[AVAILABLE RECORDS]
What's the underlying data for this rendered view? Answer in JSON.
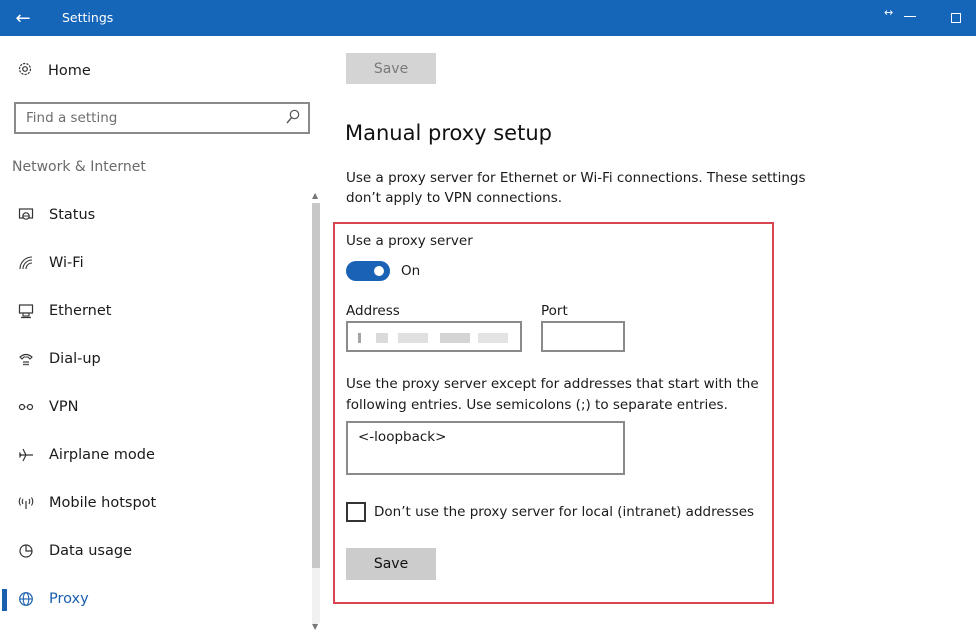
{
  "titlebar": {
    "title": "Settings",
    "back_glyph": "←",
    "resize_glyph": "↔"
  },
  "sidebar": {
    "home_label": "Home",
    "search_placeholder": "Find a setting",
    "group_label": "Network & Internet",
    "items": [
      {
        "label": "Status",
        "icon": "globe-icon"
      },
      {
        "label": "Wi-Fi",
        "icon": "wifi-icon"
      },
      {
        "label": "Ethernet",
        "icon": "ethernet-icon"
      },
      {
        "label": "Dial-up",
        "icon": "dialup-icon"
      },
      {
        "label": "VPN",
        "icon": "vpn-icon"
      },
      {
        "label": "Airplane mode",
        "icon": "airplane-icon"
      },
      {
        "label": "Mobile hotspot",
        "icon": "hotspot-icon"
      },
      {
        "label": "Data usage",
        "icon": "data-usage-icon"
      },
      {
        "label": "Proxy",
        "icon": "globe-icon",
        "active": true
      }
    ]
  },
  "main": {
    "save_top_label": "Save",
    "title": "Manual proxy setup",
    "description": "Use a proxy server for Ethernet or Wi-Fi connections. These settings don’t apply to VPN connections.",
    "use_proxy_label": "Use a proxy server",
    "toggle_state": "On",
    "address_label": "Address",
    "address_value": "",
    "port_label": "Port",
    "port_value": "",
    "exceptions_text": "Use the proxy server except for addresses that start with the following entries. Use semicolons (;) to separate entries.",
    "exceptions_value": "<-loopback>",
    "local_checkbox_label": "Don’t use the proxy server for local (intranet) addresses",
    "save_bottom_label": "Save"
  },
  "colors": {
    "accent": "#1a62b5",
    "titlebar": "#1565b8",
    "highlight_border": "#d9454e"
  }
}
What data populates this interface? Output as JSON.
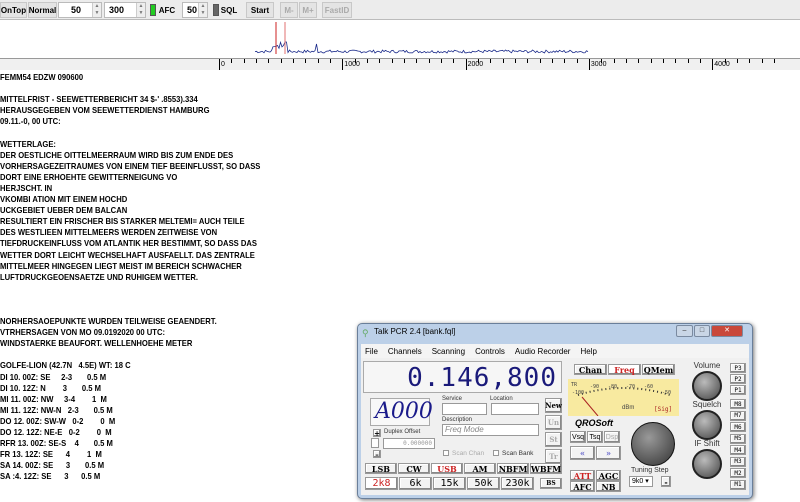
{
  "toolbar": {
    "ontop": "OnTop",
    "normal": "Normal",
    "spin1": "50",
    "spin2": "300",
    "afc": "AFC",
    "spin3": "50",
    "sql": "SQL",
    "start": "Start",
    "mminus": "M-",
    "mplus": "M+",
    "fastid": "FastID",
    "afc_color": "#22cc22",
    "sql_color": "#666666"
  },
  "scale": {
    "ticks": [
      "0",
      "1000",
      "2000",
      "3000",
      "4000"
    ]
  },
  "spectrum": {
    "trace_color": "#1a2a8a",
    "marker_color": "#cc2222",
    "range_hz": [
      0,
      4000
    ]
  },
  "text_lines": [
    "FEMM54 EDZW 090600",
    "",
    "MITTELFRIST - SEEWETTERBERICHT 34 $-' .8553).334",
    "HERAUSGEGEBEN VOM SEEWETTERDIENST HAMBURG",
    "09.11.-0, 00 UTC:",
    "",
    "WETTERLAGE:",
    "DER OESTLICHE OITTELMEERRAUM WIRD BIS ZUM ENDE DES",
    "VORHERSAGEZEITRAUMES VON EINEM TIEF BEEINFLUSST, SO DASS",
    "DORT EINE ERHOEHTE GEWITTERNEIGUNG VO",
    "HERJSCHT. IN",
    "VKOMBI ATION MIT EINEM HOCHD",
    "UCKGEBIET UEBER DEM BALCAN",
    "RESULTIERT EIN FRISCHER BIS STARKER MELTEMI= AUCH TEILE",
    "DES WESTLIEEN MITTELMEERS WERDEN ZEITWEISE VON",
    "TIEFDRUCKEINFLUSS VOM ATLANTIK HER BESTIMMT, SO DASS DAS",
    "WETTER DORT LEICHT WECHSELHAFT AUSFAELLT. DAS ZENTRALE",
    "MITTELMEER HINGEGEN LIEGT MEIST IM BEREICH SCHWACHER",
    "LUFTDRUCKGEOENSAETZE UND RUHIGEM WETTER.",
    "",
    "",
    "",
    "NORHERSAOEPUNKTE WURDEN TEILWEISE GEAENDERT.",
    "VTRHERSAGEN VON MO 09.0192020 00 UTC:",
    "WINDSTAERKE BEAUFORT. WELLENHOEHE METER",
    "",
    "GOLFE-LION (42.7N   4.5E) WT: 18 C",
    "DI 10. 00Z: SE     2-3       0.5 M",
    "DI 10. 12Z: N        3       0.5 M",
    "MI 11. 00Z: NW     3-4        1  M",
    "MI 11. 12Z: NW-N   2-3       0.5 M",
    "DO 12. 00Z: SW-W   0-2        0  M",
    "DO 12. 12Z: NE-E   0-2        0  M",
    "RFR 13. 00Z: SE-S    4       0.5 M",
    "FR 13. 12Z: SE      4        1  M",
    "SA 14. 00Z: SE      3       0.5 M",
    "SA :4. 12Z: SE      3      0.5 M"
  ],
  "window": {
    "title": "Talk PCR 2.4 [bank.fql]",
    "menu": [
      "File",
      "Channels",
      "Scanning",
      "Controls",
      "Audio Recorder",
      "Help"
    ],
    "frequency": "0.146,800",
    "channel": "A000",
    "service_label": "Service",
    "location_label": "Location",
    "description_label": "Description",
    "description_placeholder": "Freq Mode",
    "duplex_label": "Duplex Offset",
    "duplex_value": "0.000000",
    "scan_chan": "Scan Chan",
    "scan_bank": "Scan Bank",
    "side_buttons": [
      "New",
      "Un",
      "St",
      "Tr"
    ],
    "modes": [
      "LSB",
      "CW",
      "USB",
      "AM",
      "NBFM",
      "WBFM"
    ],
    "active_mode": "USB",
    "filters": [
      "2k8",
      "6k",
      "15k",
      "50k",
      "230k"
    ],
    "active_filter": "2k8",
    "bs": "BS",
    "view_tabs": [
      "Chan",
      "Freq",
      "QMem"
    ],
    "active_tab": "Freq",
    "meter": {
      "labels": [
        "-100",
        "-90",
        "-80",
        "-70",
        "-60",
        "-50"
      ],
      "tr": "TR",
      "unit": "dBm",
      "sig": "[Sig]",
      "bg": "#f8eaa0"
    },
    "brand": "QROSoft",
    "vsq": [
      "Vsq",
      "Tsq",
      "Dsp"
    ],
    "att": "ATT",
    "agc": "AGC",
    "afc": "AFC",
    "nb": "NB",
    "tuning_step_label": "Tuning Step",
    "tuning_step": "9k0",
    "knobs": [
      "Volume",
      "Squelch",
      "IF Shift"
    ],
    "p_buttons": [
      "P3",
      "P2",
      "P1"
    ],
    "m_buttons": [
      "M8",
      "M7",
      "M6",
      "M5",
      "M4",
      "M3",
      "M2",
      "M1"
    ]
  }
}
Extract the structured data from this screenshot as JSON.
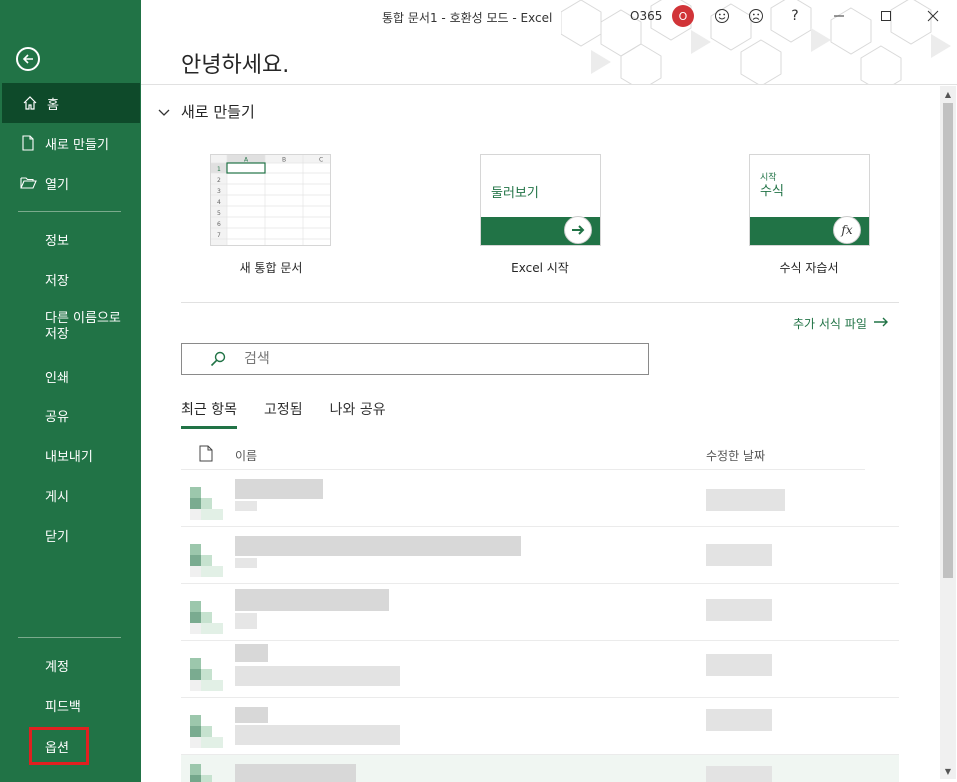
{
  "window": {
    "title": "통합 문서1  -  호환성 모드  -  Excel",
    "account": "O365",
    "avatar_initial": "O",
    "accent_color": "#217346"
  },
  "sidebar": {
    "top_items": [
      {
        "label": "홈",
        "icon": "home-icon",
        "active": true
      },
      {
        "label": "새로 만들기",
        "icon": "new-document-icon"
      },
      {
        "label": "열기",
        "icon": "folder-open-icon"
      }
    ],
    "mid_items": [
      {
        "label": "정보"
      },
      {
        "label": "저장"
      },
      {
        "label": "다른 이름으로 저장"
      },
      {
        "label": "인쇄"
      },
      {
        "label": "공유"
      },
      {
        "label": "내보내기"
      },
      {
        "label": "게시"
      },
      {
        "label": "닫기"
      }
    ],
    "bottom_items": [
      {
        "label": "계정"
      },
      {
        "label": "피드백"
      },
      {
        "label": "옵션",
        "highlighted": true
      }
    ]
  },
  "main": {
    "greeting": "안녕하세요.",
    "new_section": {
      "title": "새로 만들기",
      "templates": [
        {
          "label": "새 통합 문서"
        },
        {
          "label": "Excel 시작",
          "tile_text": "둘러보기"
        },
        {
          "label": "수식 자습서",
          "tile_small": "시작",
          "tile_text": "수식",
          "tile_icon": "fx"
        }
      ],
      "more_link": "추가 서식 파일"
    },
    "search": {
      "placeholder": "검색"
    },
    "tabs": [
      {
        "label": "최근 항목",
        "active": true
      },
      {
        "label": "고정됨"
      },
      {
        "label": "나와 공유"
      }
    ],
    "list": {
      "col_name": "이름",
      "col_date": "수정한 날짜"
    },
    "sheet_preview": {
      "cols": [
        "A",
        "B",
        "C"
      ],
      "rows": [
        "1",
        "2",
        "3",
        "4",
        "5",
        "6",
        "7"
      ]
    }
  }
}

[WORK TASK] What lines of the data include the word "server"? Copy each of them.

[THE COMPLETED TASK]
    "description": "Use a proxy server for Ethernet or Wi-Fi connections. These settings don’t apply to VPN connections.",
    "use_proxy_label": "Use a proxy server",
    "exceptions_text": "Use the proxy server except for addresses that start with the following entries. Use semicolons (;) to separate entries.",
    "local_checkbox_label": "Don’t use the proxy server for local (intranet) addresses",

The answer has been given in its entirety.